Of course, just like any traditional marking gauge, it can be used to directly measure the width of the hinge’s leaf (the sickle-style marking gauge is much easier than the other types of marking gauges at this task), but the Matsui marking gauge actually yields a value one can record, compare, and reuse saving time while improving precision.
Other uses for this tool include precisely laying out the offset from an edge of not only hinges, but handles, pulls, catches and even molding profiles with great repeatability, especially when working from dimensioned drawings.
Matsui Precision manufactures the stainless steel parts of this tool in-house, and subs out the laminated ebony and white oak fence. This tool is difficult to obtain because the demand is high and the supply of the wooden components is limited.
The beam and its small blade are made of stainless steel, but in two pieces laminated together. The integral spear-pointed cutter is hardened to hold an edge and is hollow-ground on its outside face for ease of sharpening. It is also slightly skewed in relation to the beam to produce forces when in use that pull the fence into the edge of the workpiece, an important detail in a tool like this.
The entire beam, with its cutter, can be easily removed for sharpening by loosening the lock screw and pulling it out of its ways.
The cutter is big enough and sharp enough that the tool can be used for slitting, cutting and even splitting materials such as wood, leather, cardboard, etc. Please be aware, however, that this tool is not primarily a splitting/slitting gauge and that such work always tends to wear grooves into the wooden fence. The typical fix in the case of dedicated splitting/slitting gauges is to embed brass wear strips into the face of the fence, or to laminate a piece of hard, slick high-pressure plastic laminate (regular plastic laminate is too soft) to the fence.
Right now this tool is available only with a metric scale, but since Mr. Matsui engraves his graduations in-house, a version with imperial (inch) scales is entirely possible depending on the order size. Please let me know if you are interested.
Matsui makes this tool in two lengths: 100mm (4″) and 150mm (6″). The main scale reads in millimeters (25.4mm/inch) and the vernier scale reads 1/20mm which makes accurate measurements of 0.05mm (0.002″) possible; Much more accurate than a steel square and Mark-1 Eyeball combination alone.
If you have never used a Japanese sickle marking gauge before I promise you will get a big grin the first time you use this one.
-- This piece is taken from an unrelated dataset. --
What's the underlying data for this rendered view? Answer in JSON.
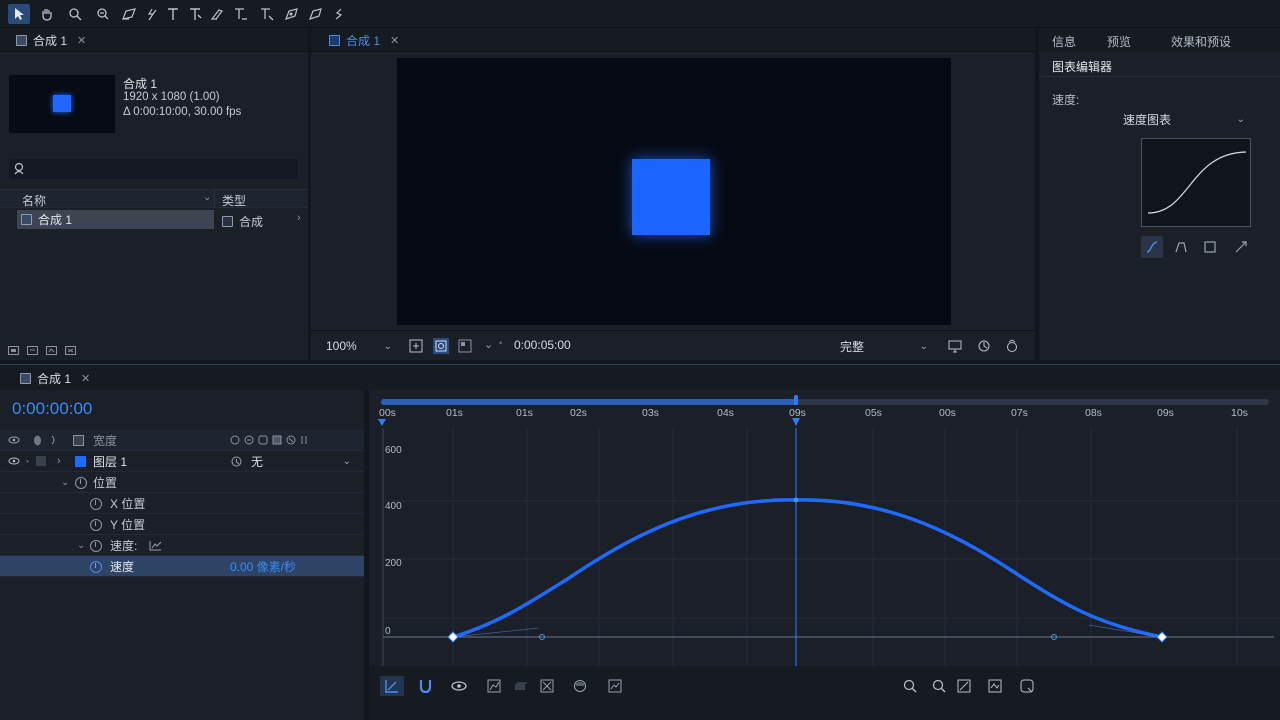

This is the highest-quality example currently commercially available in Japan, and probably even the world.
Links to Articles About Other Matsui Precision Tools:
- Matsui Precision Squares
- Matsui Precision Notched Straightedge
- Matsui Precision Vernier Sickle Marking Gauge
If you have questions or would like to learn more about our tools, please click the “Pricelist” link here or at the top of the page and use the “Contact Us” form located immediately below.
Please share your insights and comments with everyone by using the form located further below labeled “Leave a Reply.” We aren’t evil Google, fascist facebook, or thuggish Twitter and so won’t sell, share, or profitably “misplace” your information. If I lie may the lines made by all my marking gauges wander like drunk.